It is a familiar pattern. For decades, the West has been playing catch-up with a region it pictures as stagnant. Yet the Middle East evolves faster and less predictably than Western policymakers imagine. As a rule, U.S. and European governments eventually grasp their missteps, yet by the time their belated realizations typically occur, their ensuing policy adjustments end up being hopelessly out of date and ineffective.
In the wake of the colonial era, as Arab nationalist movements emerged and took power across the Middle East, Europe either ignored the challenge they posed or treated them as Soviet-inspired irritants. By the time the West understood the significance and popularity of these movements, Europe's power had long since faded, and its reputation in the region was irreparably tarnished by the stain of neocolonialism. Likewise, the United States only became fully conscious of the jihadist threat in the aftermath of 9/11, after Washington had fueled its rise by backing Islamist militant groups in Afghanistan during the 1980s. And Washington only endorsed the idea of a Palestinian state in 2000 -- just when, as a result of developments on the ground and in both the Israeli and the Palestinian polities, the achievement of a two-state solution was becoming increasingly elusive.

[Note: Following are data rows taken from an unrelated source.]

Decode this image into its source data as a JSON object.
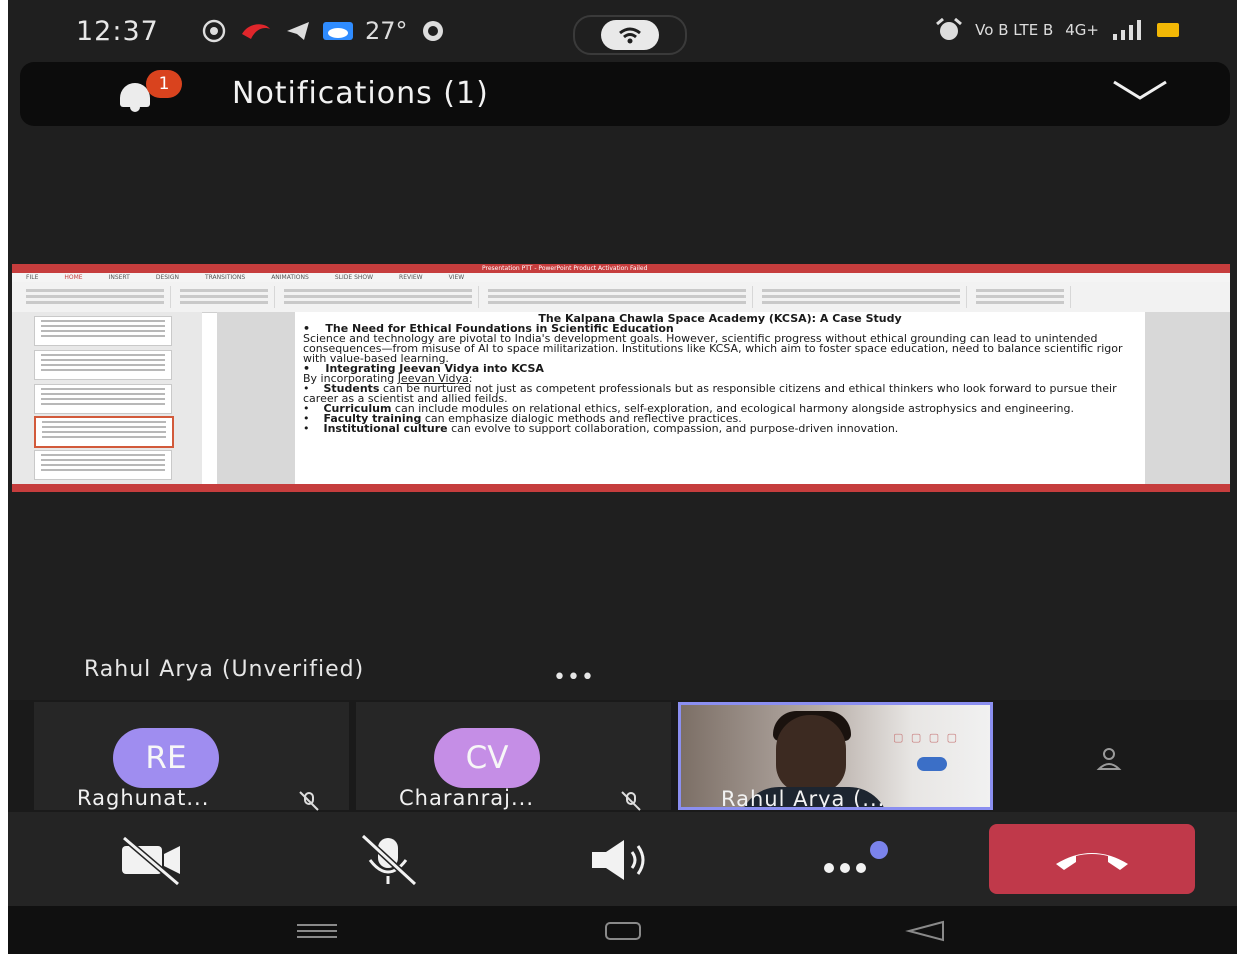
{
  "status_bar": {
    "time": "12:37",
    "temperature": "27°",
    "network_label": "Vo B LTE B",
    "signal_label": "4G+",
    "battery_color": "#f2b705"
  },
  "notification_bar": {
    "title": "Notifications (1)",
    "badge_count": "1",
    "badge_color": "#d9431e"
  },
  "shared_screen": {
    "window_title": "Presentation PTT - PowerPoint Product Activation Failed",
    "ribbon_tabs": [
      "FILE",
      "HOME",
      "INSERT",
      "DESIGN",
      "TRANSITIONS",
      "ANIMATIONS",
      "SLIDE SHOW",
      "REVIEW",
      "VIEW"
    ],
    "selected_tab": "HOME",
    "slide": {
      "title": "The Kalpana Chawla Space Academy (KCSA): A Case Study",
      "heading1": "The Need for Ethical Foundations in Scientific Education",
      "para1": "Science and technology are pivotal to India's development goals. However, scientific progress without ethical grounding can lead to unintended consequences—from misuse of AI to space militarization. Institutions like KCSA, which aim to foster space education, need to balance scientific rigor with value-based learning.",
      "heading2": "Integrating Jeevan Vidya into KCSA",
      "intro_prefix": "By incorporating ",
      "intro_link": "Jeevan Vidya",
      "intro_suffix": ":",
      "bullets": [
        {
          "bold": "Students",
          "text": " can be nurtured not just as competent professionals but as responsible citizens and ethical thinkers who look forward to pursue their career as a scientist and allied feilds."
        },
        {
          "bold": "Curriculum",
          "text": " can include modules on relational ethics, self-exploration, and ecological harmony alongside astrophysics and engineering."
        },
        {
          "bold": "Faculty training",
          "text": " can emphasize dialogic methods and reflective practices."
        },
        {
          "bold": "Institutional culture",
          "text": " can evolve to support collaboration, compassion, and purpose-driven innovation."
        }
      ]
    },
    "accent_color": "#c63d3d"
  },
  "presenter": {
    "label": "Rahul Arya (Unverified)",
    "more_label": "•••"
  },
  "participants": [
    {
      "initials": "RE",
      "name": "Raghunat...",
      "avatar_color": "#9f8df0"
    },
    {
      "initials": "CV",
      "name": "Charanraj...",
      "avatar_color": "#c58ee6"
    },
    {
      "name": "Rahul Arya (...",
      "has_video": true,
      "highlight_color": "#8b8ff0"
    }
  ],
  "controls": {
    "leave_color": "#c0394a",
    "more_dot_color": "#7b83eb"
  }
}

The West's tendency to adopt Middle East policies that have already outlived their local political shelf lives is occurring once again today: despite its laudable attempt to rectify the Bush administration's missteps, the Obama administration is hamstrung by flawed assumptions about the regional balance of power. Washington still sees the Middle East as cleanly divided between two camps: a moderate, pro-American camp that ought to be bolstered and a militant, pro-Iranian one that needs to be contained. That conception is wholly divorced from reality.